Your task |
Count the lines in the entries below that include the word "label". Give nothing but the number.

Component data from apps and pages
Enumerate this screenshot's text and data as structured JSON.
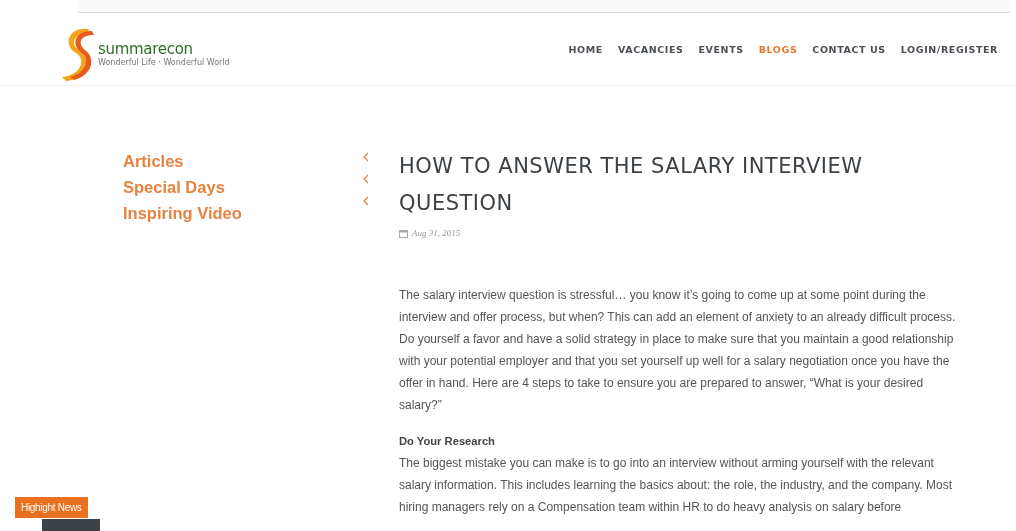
{
  "logo": {
    "name": "summarecon",
    "tagline": "Wonderful Life · Wonderful World"
  },
  "nav": [
    {
      "label": "HOME",
      "selected": false
    },
    {
      "label": "VACANCIES",
      "selected": false
    },
    {
      "label": "EVENTS",
      "selected": false
    },
    {
      "label": "BLOGS",
      "selected": true
    },
    {
      "label": "CONTACT US",
      "selected": false
    },
    {
      "label": "LOGIN/REGISTER",
      "selected": false
    }
  ],
  "categories": [
    "Articles",
    "Special Days",
    "Inspiring Video"
  ],
  "article": {
    "title": "HOW TO ANSWER THE SALARY INTERVIEW QUESTION",
    "date": "Aug 31, 2015",
    "intro": "The salary interview question is stressful… you know it’s going to come up at some point during the interview and offer process, but when? This can add an element of anxiety to an already difficult process. Do yourself a favor and have a solid strategy in place to make sure that you maintain a good relationship with your potential employer and that you set yourself up well for a salary negotiation once you have the offer in hand. Here are 4 steps to take to ensure you are prepared to answer, “What is your desired salary?”",
    "section_heading": "Do Your Research",
    "section_body": "The biggest mistake you can make is to go into an interview without arming yourself with the relevant salary information. This includes learning the basics about: the role, the industry, and the company. Most hiring managers rely on a Compensation team within HR to do heavy analysis on salary before"
  },
  "highlight": {
    "label": "Highight News"
  }
}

Your response |
7